The legal process for personal injury and medical malpractice cases in New York can be long, confusing and difficult. I work hard to make that process work for my clients by squeezing out every day to shorten the process as much as possible. I also work hard to keep my clients up to date on all activities with their cases and to educate them about the process so it is less confusing.
I have used this blog to explain the various steps in the legal process. Today, I will write about the Bill of Particulars that a plaintiff must send in response to the defendant’s Demand for a Bill of Particulars.
Filing a Lawsuit: The Summons and Complaint
One begins a personal injury or medical malpractice lawsuit in New York by filing two documents with the courts: the summons and complaint. When doing so, an attorney purchases an index number from the court (at a cost of $210). With the purchase of the index number, the attorney registers the case with the court.
The Complaint states the basis for the lawsuit in very general terms. The Summons requires the defendant to respond. You can learn more about starting a lawsuit in New York in the article: Filing a Lawsuit in New York: The Summons and Complaint.
The Defendant’s Response to the Summons and Complaint
The defendant has thirty days (only twenty days if they received the Summons and Complaint via personal service) to respond to the Summons and Complaint. They respond with two documents:
- Answer to the Complaint
- Demand for a Bill of Particulars
In the Answer to the Complaint, the defendant responds to the allegations made in the Complaint. In the Answer, the defendant can admit or deny the allegations, claim a lack of knowledge or assert an affirmative defense. In the Demand for a Bill of Particulars, the defendant asks for more details about the case from the plaintiff. You can read more about these documents in the article, “The Initial Response by a Defendant to a Lawsuit in New York: The Defendant’s Answer to the Complaint the Demand for a Bill of Particulars.”
The Bill of Particulars
Once I receive the Demand for a Bill of Particulars, I need to prepare and respond with a Bill of Particulars. To do so, I list each of the questions raised in the Demand for the Bill of Particulars and then I provide a response. The answers generally take one of three forms:
- Providing an answer to the question asked.
- Explaining that we lack sufficient information to answer the question.
- Objecting to the question.
We can provide an answer and I generally try to do so. The quicker we respond and the sooner we answer the defense questions, the faster we can move the case. However, there are certain exceptions to this approach.
We can object to the question if the defense seeks more information than is necessary or legal, if the question is not specific enough or if they ask for information to which they are not entitled. In those instances, I will file an objection and not answer the question.
We can object to the question if the question is unclear or not specific enough. In those instances, I will file an objection and not answer the question.

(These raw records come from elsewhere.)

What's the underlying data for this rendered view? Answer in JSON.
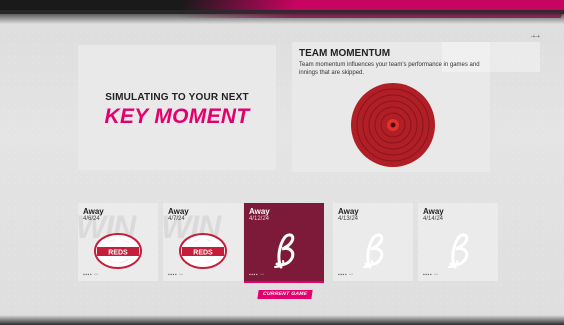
{
  "header": {
    "corner_mark": "-+-+"
  },
  "sim_panel": {
    "subtitle": "SIMULATING TO YOUR NEXT",
    "title": "KEY MOMENT"
  },
  "momentum_panel": {
    "title": "TEAM MOMENTUM",
    "description": "Team momentum influences your team's performance in games and innings that are skipped."
  },
  "games": [
    {
      "location": "Away",
      "date": "4/6/24",
      "logo": "reds-logo",
      "dashes": "▪▪▪▪ ▫▫",
      "current": false
    },
    {
      "location": "Away",
      "date": "4/7/24",
      "logo": "reds-logo",
      "dashes": "▪▪▪▪ ▫▫",
      "current": false
    },
    {
      "location": "Away",
      "date": "4/12/24",
      "logo": "script-b-logo",
      "dashes": "▪▪▪▪ ▫▫",
      "current": true
    },
    {
      "location": "Away",
      "date": "4/13/24",
      "logo": "script-b-logo",
      "dashes": "▪▪▪▪ ▫▫",
      "current": false
    },
    {
      "location": "Away",
      "date": "4/14/24",
      "logo": "script-b-logo",
      "dashes": "▪▪▪▪ ▫▫",
      "current": false
    }
  ],
  "card_watermark": "WIN",
  "current_game_label": "CURRENT GAME",
  "colors": {
    "accent_pink": "#e3006d",
    "current_card": "#7d1a3a",
    "target_red": "#b01e26"
  }
}
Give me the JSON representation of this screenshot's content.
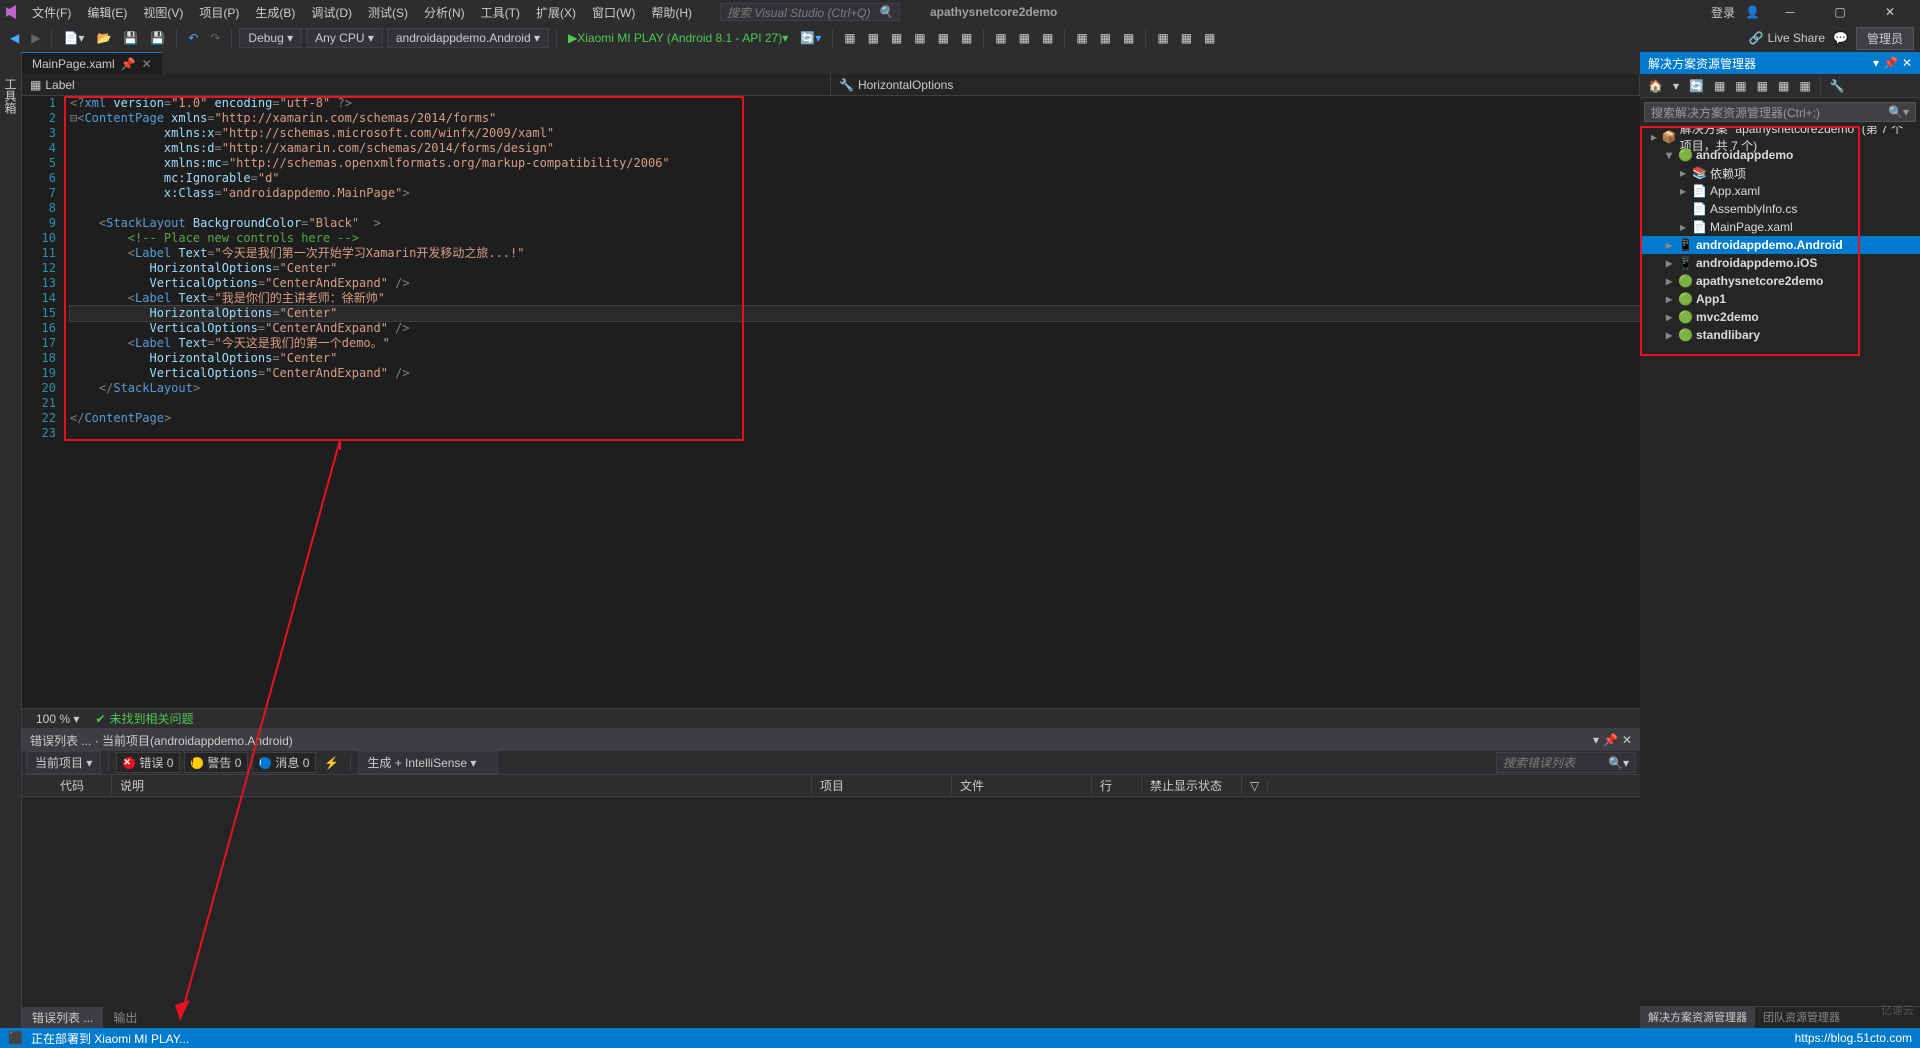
{
  "app": {
    "project_name": "apathysnetcore2demo",
    "search_placeholder": "搜索 Visual Studio (Ctrl+Q)",
    "login": "登录"
  },
  "menu": [
    "文件(F)",
    "编辑(E)",
    "视图(V)",
    "项目(P)",
    "生成(B)",
    "调试(D)",
    "测试(S)",
    "分析(N)",
    "工具(T)",
    "扩展(X)",
    "窗口(W)",
    "帮助(H)"
  ],
  "toolbar": {
    "config": "Debug",
    "platform": "Any CPU",
    "startup": "androidappdemo.Android",
    "device": "Xiaomi MI PLAY (Android 8.1 - API 27)",
    "liveshare": "Live Share",
    "admin": "管理员"
  },
  "tabs": [
    {
      "name": "MainPage.xaml",
      "active": true
    }
  ],
  "navbar": {
    "left": "Label",
    "right": "HorizontalOptions"
  },
  "editor": {
    "zoom": "100 %",
    "no_issues": "未找到相关问题",
    "lines": [
      {
        "n": 1,
        "html": "<span class='punc'>&lt;?</span><span class='elem'>xml</span> <span class='attr'>version</span><span class='punc'>=</span><span class='str'>\"1.0\"</span> <span class='attr'>encoding</span><span class='punc'>=</span><span class='str'>\"utf-8\"</span> <span class='punc'>?&gt;</span>"
      },
      {
        "n": 2,
        "html": "<span class='punc'>⊟&lt;</span><span class='elem'>ContentPage</span> <span class='attr'>xmlns</span><span class='punc'>=</span><span class='str'>\"http://xamarin.com/schemas/2014/forms\"</span>"
      },
      {
        "n": 3,
        "html": "             <span class='attr'>xmlns:x</span><span class='punc'>=</span><span class='str'>\"http://schemas.microsoft.com/winfx/2009/xaml\"</span>"
      },
      {
        "n": 4,
        "html": "             <span class='attr'>xmlns:d</span><span class='punc'>=</span><span class='str'>\"http://xamarin.com/schemas/2014/forms/design\"</span>"
      },
      {
        "n": 5,
        "html": "             <span class='attr'>xmlns:mc</span><span class='punc'>=</span><span class='str'>\"http://schemas.openxmlformats.org/markup-compatibility/2006\"</span>"
      },
      {
        "n": 6,
        "html": "             <span class='attr'>mc:Ignorable</span><span class='punc'>=</span><span class='str'>\"d\"</span>"
      },
      {
        "n": 7,
        "html": "             <span class='attr'>x:Class</span><span class='punc'>=</span><span class='str'>\"androidappdemo.MainPage\"</span><span class='punc'>&gt;</span>"
      },
      {
        "n": 8,
        "html": ""
      },
      {
        "n": 9,
        "html": "    <span class='punc'>&lt;</span><span class='elem'>StackLayout</span> <span class='attr'>BackgroundColor</span><span class='punc'>=</span><span class='str'>\"Black\"</span>  <span class='punc'>&gt;</span>"
      },
      {
        "n": 10,
        "html": "        <span class='cmt'>&lt;!-- Place new controls here --&gt;</span>"
      },
      {
        "n": 11,
        "html": "        <span class='punc'>&lt;</span><span class='elem'>Label</span> <span class='attr'>Text</span><span class='punc'>=</span><span class='str'>\"今天是我们第一次开始学习Xamarin开发移动之旅...!\"</span>"
      },
      {
        "n": 12,
        "html": "           <span class='attr'>HorizontalOptions</span><span class='punc'>=</span><span class='str'>\"Center\"</span>"
      },
      {
        "n": 13,
        "html": "           <span class='attr'>VerticalOptions</span><span class='punc'>=</span><span class='str'>\"CenterAndExpand\"</span> <span class='punc'>/&gt;</span>"
      },
      {
        "n": 14,
        "html": "        <span class='punc'>&lt;</span><span class='elem'>Label</span> <span class='attr'>Text</span><span class='punc'>=</span><span class='str'>\"我是你们的主讲老师：徐新帅\"</span>"
      },
      {
        "n": 15,
        "html": "           <span class='attr'>HorizontalOptions</span><span class='punc'>=</span><span class='str'>\"Center\"</span>",
        "current": true
      },
      {
        "n": 16,
        "html": "           <span class='attr'>VerticalOptions</span><span class='punc'>=</span><span class='str'>\"CenterAndExpand\"</span> <span class='punc'>/&gt;</span>"
      },
      {
        "n": 17,
        "html": "        <span class='punc'>&lt;</span><span class='elem'>Label</span> <span class='attr'>Text</span><span class='punc'>=</span><span class='str'>\"今天这是我们的第一个demo。\"</span>"
      },
      {
        "n": 18,
        "html": "           <span class='attr'>HorizontalOptions</span><span class='punc'>=</span><span class='str'>\"Center\"</span>"
      },
      {
        "n": 19,
        "html": "           <span class='attr'>VerticalOptions</span><span class='punc'>=</span><span class='str'>\"CenterAndExpand\"</span> <span class='punc'>/&gt;</span>"
      },
      {
        "n": 20,
        "html": "    <span class='punc'>&lt;/</span><span class='elem'>StackLayout</span><span class='punc'>&gt;</span>"
      },
      {
        "n": 21,
        "html": ""
      },
      {
        "n": 22,
        "html": "<span class='punc'>&lt;/</span><span class='elem'>ContentPage</span><span class='punc'>&gt;</span>"
      },
      {
        "n": 23,
        "html": ""
      }
    ]
  },
  "error_panel": {
    "title": "错误列表 ... · 当前项目(androidappdemo.Android)",
    "scope": "当前项目",
    "errors": "错误 0",
    "warnings": "警告 0",
    "messages": "消息 0",
    "build": "生成 + IntelliSense",
    "search_placeholder": "搜索错误列表",
    "cols": [
      "",
      "代码",
      "说明",
      "项目",
      "文件",
      "行",
      "禁止显示状态"
    ],
    "tabs": [
      "错误列表 ...",
      "输出"
    ]
  },
  "solution": {
    "title": "解决方案资源管理器",
    "search_placeholder": "搜索解决方案资源管理器(Ctrl+;)",
    "root": "解决方案 \"apathysnetcore2demo\" (第 7 个项目，共 7 个)",
    "tree": [
      {
        "depth": 0,
        "arrow": "▸",
        "icon": "sln",
        "label": "解决方案 \"apathysnetcore2demo\" (第 7 个项目，共 7 个)",
        "bold": false
      },
      {
        "depth": 1,
        "arrow": "▾",
        "icon": "csproj",
        "label": "androidappdemo",
        "bold": true
      },
      {
        "depth": 2,
        "arrow": "▸",
        "icon": "dep",
        "label": "依赖项"
      },
      {
        "depth": 2,
        "arrow": "▸",
        "icon": "xaml",
        "label": "App.xaml"
      },
      {
        "depth": 2,
        "arrow": "",
        "icon": "cs",
        "label": "AssemblyInfo.cs"
      },
      {
        "depth": 2,
        "arrow": "▸",
        "icon": "xaml",
        "label": "MainPage.xaml"
      },
      {
        "depth": 1,
        "arrow": "▸",
        "icon": "android",
        "label": "androidappdemo.Android",
        "bold": true,
        "selected": true
      },
      {
        "depth": 1,
        "arrow": "▸",
        "icon": "ios",
        "label": "androidappdemo.iOS",
        "bold": true
      },
      {
        "depth": 1,
        "arrow": "▸",
        "icon": "csproj",
        "label": "apathysnetcore2demo",
        "bold": true
      },
      {
        "depth": 1,
        "arrow": "▸",
        "icon": "csproj",
        "label": "App1",
        "bold": true
      },
      {
        "depth": 1,
        "arrow": "▸",
        "icon": "csproj",
        "label": "mvc2demo",
        "bold": true
      },
      {
        "depth": 1,
        "arrow": "▸",
        "icon": "csproj",
        "label": "standlibary",
        "bold": true
      }
    ],
    "tabs": [
      "解决方案资源管理器",
      "团队资源管理器"
    ]
  },
  "statusbar": {
    "text": "正在部署到 Xiaomi MI PLAY...",
    "url": "https://blog.51cto.com"
  },
  "watermark": "亿速云"
}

If we object to certain questions, the defense can accept our objection. Sometimes the defense will follow up with a letter that alters the questions in a way that we find acceptable. Sometimes the defense will wait until we meet with a judge at a preliminary conference and ask the judge to determine if we must answer the question.
While we have thirty days to respond to a Demand for a Bill of Particulars, I try to answer as soon as possible both as a demonstration of our preparedness and to move the case along as quickly as possible. Cases in New York can take up to two years to come to trial, and sometimes longer if there are many motions. It troubles me when defense firms or the courts move slowly simply because no one is paying particular attention to a case. Therefore, I look for every opportunity to move a case along. A week here and a week there, starts adding up to many months saved.
Next Steps: The Discovery Phase
Once we exchange the Bill of Particulars, we can move onto the next phase of the trial: Discovery. During Discovery, both sides can request evidence, testimony and information relevant to the case. You can read more about this phase in the article, “What Happens in the Discovery Phase of a Case?”. The Discovery phase includes depositions and the defendant’s medical exam. To learn more about those events, you may want to read the articles, “What is a Deposition and How Can I Prepare for a Deposition?” and “What is the Defendant’s Medical Exam (DME)?”
I hope you have found this information helpful. I do need to remind you that this information offers general guidelines. If you have questions about a specific case, you should consult an experienced personal injury lawyer in New York. I will be glad to answer your questions and assist you. You can call me at 1-800-660-1466 or email me. You can also visit my website or read more on my blog, New York Law Thoughts.
Carol L. Schlitt
New York Personal Injury Attorney
This material is intended for informational uses only. It is not meant as legal advice. To receive legal advice, you should consult an attorney.